**PROBLEM:** Output every entry exactly, without any pictures.

*** RECORDS FOR PROCESSING ***

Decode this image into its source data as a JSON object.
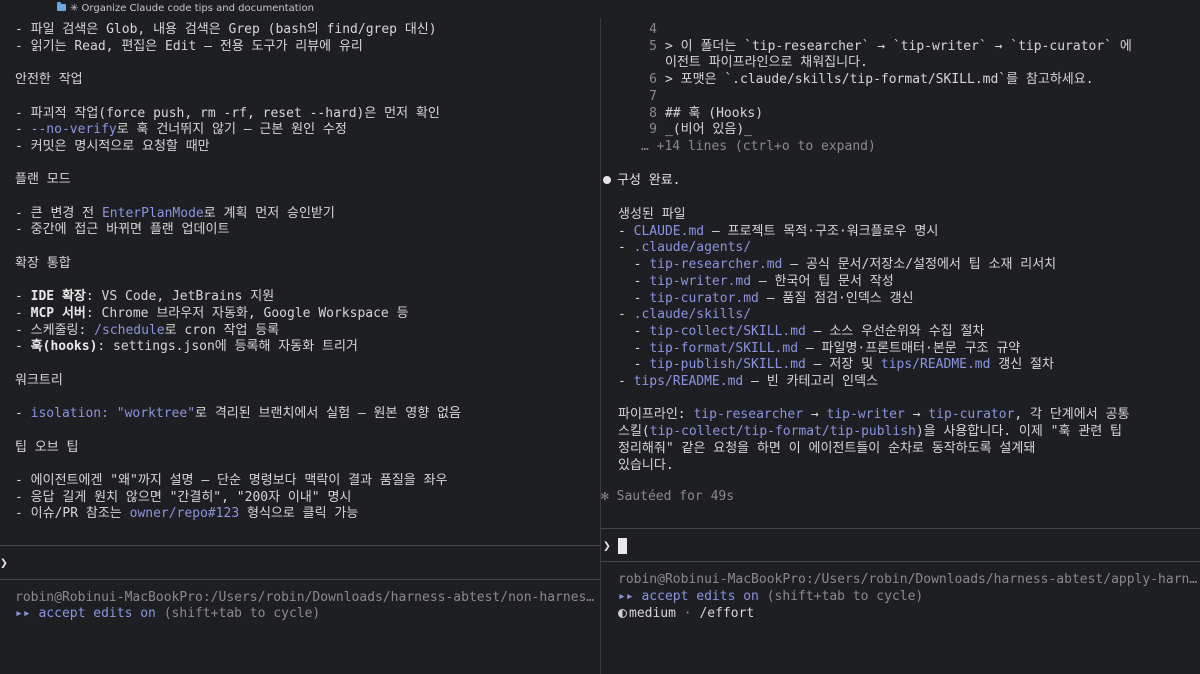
{
  "window": {
    "title": "✳ Organize Claude code tips and documentation"
  },
  "left": {
    "lines": [
      [
        {
          "t": "- 파일 검색은 Glob, 내용 검색은 Grep (bash의 find/grep 대신)"
        }
      ],
      [
        {
          "t": "- 읽기는 Read, 편집은 Edit — 전용 도구가 리뷰에 유리"
        }
      ],
      [],
      [
        {
          "t": "안전한 작업"
        }
      ],
      [],
      [
        {
          "t": "- 파괴적 작업(force push, rm -rf, reset --hard)은 먼저 확인"
        }
      ],
      [
        {
          "t": "- "
        },
        {
          "t": "--no-verify",
          "c": "accent"
        },
        {
          "t": "로 훅 건너뛰지 않기 — 근본 원인 수정"
        }
      ],
      [
        {
          "t": "- 커밋은 명시적으로 요청할 때만"
        }
      ],
      [],
      [
        {
          "t": "플랜 모드"
        }
      ],
      [],
      [
        {
          "t": "- 큰 변경 전 "
        },
        {
          "t": "EnterPlanMode",
          "c": "accent"
        },
        {
          "t": "로 계획 먼저 승인받기"
        }
      ],
      [
        {
          "t": "- 중간에 접근 바뀌면 플랜 업데이트"
        }
      ],
      [],
      [
        {
          "t": "확장 통합"
        }
      ],
      [],
      [
        {
          "t": "- "
        },
        {
          "t": "IDE 확장",
          "c": "bold"
        },
        {
          "t": ": VS Code, JetBrains 지원"
        }
      ],
      [
        {
          "t": "- "
        },
        {
          "t": "MCP 서버",
          "c": "bold"
        },
        {
          "t": ": Chrome 브라우저 자동화, Google Workspace 등"
        }
      ],
      [
        {
          "t": "- 스케줄링: "
        },
        {
          "t": "/schedule",
          "c": "accent"
        },
        {
          "t": "로 cron 작업 등록"
        }
      ],
      [
        {
          "t": "- "
        },
        {
          "t": "훅(hooks)",
          "c": "bold"
        },
        {
          "t": ": settings.json에 등록해 자동화 트리거"
        }
      ],
      [],
      [
        {
          "t": "워크트리"
        }
      ],
      [],
      [
        {
          "t": "- "
        },
        {
          "t": "isolation: \"worktree\"",
          "c": "accent"
        },
        {
          "t": "로 격리된 브랜치에서 실험 — 원본 영향 없음"
        }
      ],
      [],
      [
        {
          "t": "팁 오브 팁"
        }
      ],
      [],
      [
        {
          "t": "- 에이전트에겐 \"왜\"까지 설명 — 단순 명령보다 맥락이 결과 품질을 좌우"
        }
      ],
      [
        {
          "t": "- 응답 길게 원치 않으면 \"간결히\", \"200자 이내\" 명시"
        }
      ],
      [
        {
          "t": "- 이슈/PR 참조는 "
        },
        {
          "t": "owner/repo#123",
          "c": "accent"
        },
        {
          "t": " 형식으로 클릭 가능"
        }
      ]
    ],
    "prompt_symbol": "❯",
    "status_path": "robin@Robinui-MacBookPro:/Users/robin/Downloads/harness-abtest/non-harnes…",
    "accept_edits": {
      "arrows": "▸▸",
      "label": "accept edits on",
      "hint": "(shift+tab to cycle)"
    }
  },
  "right": {
    "file_lines": [
      {
        "n": "4",
        "t": ""
      },
      {
        "n": "5",
        "t": "> 이 폴더는 `tip-researcher` → `tip-writer` → `tip-curator` 에"
      },
      {
        "n": "",
        "t": "이전트 파이프라인으로 채워집니다."
      },
      {
        "n": "6",
        "t": "> 포맷은 `.claude/skills/tip-format/SKILL.md`를 참고하세요."
      },
      {
        "n": "7",
        "t": ""
      },
      {
        "n": "8",
        "t": "## 훅 (Hooks)"
      },
      {
        "n": "9",
        "t": "_(비어 있음)_"
      }
    ],
    "expand_hint": "… +14 lines (ctrl+o to expand)",
    "done_message": "구성 완료.",
    "body_lines": [
      [
        {
          "t": "생성된 파일"
        }
      ],
      [
        {
          "t": "- "
        },
        {
          "t": "CLAUDE.md",
          "c": "accent"
        },
        {
          "t": " — 프로젝트 목적·구조·워크플로우 명시"
        }
      ],
      [
        {
          "t": "- "
        },
        {
          "t": ".claude/agents/",
          "c": "accent"
        }
      ],
      [
        {
          "t": "  - "
        },
        {
          "t": "tip-researcher.md",
          "c": "accent"
        },
        {
          "t": " — 공식 문서/저장소/설정에서 팁 소재 리서치"
        }
      ],
      [
        {
          "t": "  - "
        },
        {
          "t": "tip-writer.md",
          "c": "accent"
        },
        {
          "t": " — 한국어 팁 문서 작성"
        }
      ],
      [
        {
          "t": "  - "
        },
        {
          "t": "tip-curator.md",
          "c": "accent"
        },
        {
          "t": " — 품질 점검·인덱스 갱신"
        }
      ],
      [
        {
          "t": "- "
        },
        {
          "t": ".claude/skills/",
          "c": "accent"
        }
      ],
      [
        {
          "t": "  - "
        },
        {
          "t": "tip-collect/SKILL.md",
          "c": "accent"
        },
        {
          "t": " — 소스 우선순위와 수집 절차"
        }
      ],
      [
        {
          "t": "  - "
        },
        {
          "t": "tip-format/SKILL.md",
          "c": "accent"
        },
        {
          "t": " — 파일명·프론트매터·본문 구조 규약"
        }
      ],
      [
        {
          "t": "  - "
        },
        {
          "t": "tip-publish/SKILL.md",
          "c": "accent"
        },
        {
          "t": " — 저장 및 "
        },
        {
          "t": "tips/README.md",
          "c": "accent"
        },
        {
          "t": " 갱신 절차"
        }
      ],
      [
        {
          "t": "- "
        },
        {
          "t": "tips/README.md",
          "c": "accent"
        },
        {
          "t": " — 빈 카테고리 인덱스"
        }
      ],
      [],
      [
        {
          "t": "파이프라인: "
        },
        {
          "t": "tip-researcher",
          "c": "accent"
        },
        {
          "t": " → "
        },
        {
          "t": "tip-writer",
          "c": "accent"
        },
        {
          "t": " → "
        },
        {
          "t": "tip-curator",
          "c": "accent"
        },
        {
          "t": ", 각 단계에서 공통"
        }
      ],
      [
        {
          "t": "스킬("
        },
        {
          "t": "tip-collect/tip-format/tip-publish",
          "c": "accent"
        },
        {
          "t": ")을 사용합니다. 이제 \"훅 관련 팁"
        }
      ],
      [
        {
          "t": "정리해줘\" 같은 요청을 하면 이 에이전트들이 순차로 동작하도록 설계돼"
        }
      ],
      [
        {
          "t": "있습니다."
        }
      ]
    ],
    "timer": "✻ Sautéed for 49s",
    "prompt_symbol": "❯",
    "status_path": "robin@Robinui-MacBookPro:/Users/robin/Downloads/harness-abtest/apply-harn…",
    "accept_edits": {
      "arrows": "▸▸",
      "label": "accept edits on",
      "hint": "(shift+tab to cycle)"
    },
    "effort": {
      "level": "medium",
      "sep": "·",
      "command": "/effort"
    }
  },
  "colors": {
    "bg": "#1e1f22",
    "accent": "#8c93e0",
    "muted": "#8a8a8a",
    "text": "#d6d6d6"
  }
}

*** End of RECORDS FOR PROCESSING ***

**OUTPUT:**
Decode this image into its source data as a JSON object.
{
  "window": {
    "title": "✳ Organize Claude code tips and documentation"
  },
  "left": {
    "lines": [
      [
        {
          "t": "- 파일 검색은 Glob, 내용 검색은 Grep (bash의 find/grep 대신)"
        }
      ],
      [
        {
          "t": "- 읽기는 Read, 편집은 Edit — 전용 도구가 리뷰에 유리"
        }
      ],
      [],
      [
        {
          "t": "안전한 작업"
        }
      ],
      [],
      [
        {
          "t": "- 파괴적 작업(force push, rm -rf, reset --hard)은 먼저 확인"
        }
      ],
      [
        {
          "t": "- "
        },
        {
          "t": "--no-verify",
          "c": "accent"
        },
        {
          "t": "로 훅 건너뛰지 않기 — 근본 원인 수정"
        }
      ],
      [
        {
          "t": "- 커밋은 명시적으로 요청할 때만"
        }
      ],
      [],
      [
        {
          "t": "플랜 모드"
        }
      ],
      [],
      [
        {
          "t": "- 큰 변경 전 "
        },
        {
          "t": "EnterPlanMode",
          "c": "accent"
        },
        {
          "t": "로 계획 먼저 승인받기"
        }
      ],
      [
        {
          "t": "- 중간에 접근 바뀌면 플랜 업데이트"
        }
      ],
      [],
      [
        {
          "t": "확장 통합"
        }
      ],
      [],
      [
        {
          "t": "- "
        },
        {
          "t": "IDE 확장",
          "c": "bold"
        },
        {
          "t": ": VS Code, JetBrains 지원"
        }
      ],
      [
        {
          "t": "- "
        },
        {
          "t": "MCP 서버",
          "c": "bold"
        },
        {
          "t": ": Chrome 브라우저 자동화, Google Workspace 등"
        }
      ],
      [
        {
          "t": "- 스케줄링: "
        },
        {
          "t": "/schedule",
          "c": "accent"
        },
        {
          "t": "로 cron 작업 등록"
        }
      ],
      [
        {
          "t": "- "
        },
        {
          "t": "훅(hooks)",
          "c": "bold"
        },
        {
          "t": ": settings.json에 등록해 자동화 트리거"
        }
      ],
      [],
      [
        {
          "t": "워크트리"
        }
      ],
      [],
      [
        {
          "t": "- "
        },
        {
          "t": "isolation: \"worktree\"",
          "c": "accent"
        },
        {
          "t": "로 격리된 브랜치에서 실험 — 원본 영향 없음"
        }
      ],
      [],
      [
        {
          "t": "팁 오브 팁"
        }
      ],
      [],
      [
        {
          "t": "- 에이전트에겐 \"왜\"까지 설명 — 단순 명령보다 맥락이 결과 품질을 좌우"
        }
      ],
      [
        {
          "t": "- 응답 길게 원치 않으면 \"간결히\", \"200자 이내\" 명시"
        }
      ],
      [
        {
          "t": "- 이슈/PR 참조는 "
        },
        {
          "t": "owner/repo#123",
          "c": "accent"
        },
        {
          "t": " 형식으로 클릭 가능"
        }
      ]
    ],
    "prompt_symbol": "❯",
    "status_path": "robin@Robinui-MacBookPro:/Users/robin/Downloads/harness-abtest/non-harnes…",
    "accept_edits": {
      "arrows": "▸▸",
      "label": "accept edits on",
      "hint": "(shift+tab to cycle)"
    }
  },
  "right": {
    "file_lines": [
      {
        "n": "4",
        "t": ""
      },
      {
        "n": "5",
        "t": "> 이 폴더는 `tip-researcher` → `tip-writer` → `tip-curator` 에"
      },
      {
        "n": "",
        "t": "이전트 파이프라인으로 채워집니다."
      },
      {
        "n": "6",
        "t": "> 포맷은 `.claude/skills/tip-format/SKILL.md`를 참고하세요."
      },
      {
        "n": "7",
        "t": ""
      },
      {
        "n": "8",
        "t": "## 훅 (Hooks)"
      },
      {
        "n": "9",
        "t": "_(비어 있음)_"
      }
    ],
    "expand_hint": "… +14 lines (ctrl+o to expand)",
    "done_message": "구성 완료.",
    "body_lines": [
      [
        {
          "t": "생성된 파일"
        }
      ],
      [
        {
          "t": "- "
        },
        {
          "t": "CLAUDE.md",
          "c": "accent"
        },
        {
          "t": " — 프로젝트 목적·구조·워크플로우 명시"
        }
      ],
      [
        {
          "t": "- "
        },
        {
          "t": ".claude/agents/",
          "c": "accent"
        }
      ],
      [
        {
          "t": "  - "
        },
        {
          "t": "tip-researcher.md",
          "c": "accent"
        },
        {
          "t": " — 공식 문서/저장소/설정에서 팁 소재 리서치"
        }
      ],
      [
        {
          "t": "  - "
        },
        {
          "t": "tip-writer.md",
          "c": "accent"
        },
        {
          "t": " — 한국어 팁 문서 작성"
        }
      ],
      [
        {
          "t": "  - "
        },
        {
          "t": "tip-curator.md",
          "c": "accent"
        },
        {
          "t": " — 품질 점검·인덱스 갱신"
        }
      ],
      [
        {
          "t": "- "
        },
        {
          "t": ".claude/skills/",
          "c": "accent"
        }
      ],
      [
        {
          "t": "  - "
        },
        {
          "t": "tip-collect/SKILL.md",
          "c": "accent"
        },
        {
          "t": " — 소스 우선순위와 수집 절차"
        }
      ],
      [
        {
          "t": "  - "
        },
        {
          "t": "tip-format/SKILL.md",
          "c": "accent"
        },
        {
          "t": " — 파일명·프론트매터·본문 구조 규약"
        }
      ],
      [
        {
          "t": "  - "
        },
        {
          "t": "tip-publish/SKILL.md",
          "c": "accent"
        },
        {
          "t": " — 저장 및 "
        },
        {
          "t": "tips/README.md",
          "c": "accent"
        },
        {
          "t": " 갱신 절차"
        }
      ],
      [
        {
          "t": "- "
        },
        {
          "t": "tips/README.md",
          "c": "accent"
        },
        {
          "t": " — 빈 카테고리 인덱스"
        }
      ],
      [],
      [
        {
          "t": "파이프라인: "
        },
        {
          "t": "tip-researcher",
          "c": "accent"
        },
        {
          "t": " → "
        },
        {
          "t": "tip-writer",
          "c": "accent"
        },
        {
          "t": " → "
        },
        {
          "t": "tip-curator",
          "c": "accent"
        },
        {
          "t": ", 각 단계에서 공통"
        }
      ],
      [
        {
          "t": "스킬("
        },
        {
          "t": "tip-collect/tip-format/tip-publish",
          "c": "accent"
        },
        {
          "t": ")을 사용합니다. 이제 \"훅 관련 팁"
        }
      ],
      [
        {
          "t": "정리해줘\" 같은 요청을 하면 이 에이전트들이 순차로 동작하도록 설계돼"
        }
      ],
      [
        {
          "t": "있습니다."
        }
      ]
    ],
    "timer": "✻ Sautéed for 49s",
    "prompt_symbol": "❯",
    "status_path": "robin@Robinui-MacBookPro:/Users/robin/Downloads/harness-abtest/apply-harn…",
    "accept_edits": {
      "arrows": "▸▸",
      "label": "accept edits on",
      "hint": "(shift+tab to cycle)"
    },
    "effort": {
      "level": "medium",
      "sep": "·",
      "command": "/effort"
    }
  },
  "colors": {
    "bg": "#1e1f22",
    "accent": "#8c93e0",
    "muted": "#8a8a8a",
    "text": "#d6d6d6"
  }
}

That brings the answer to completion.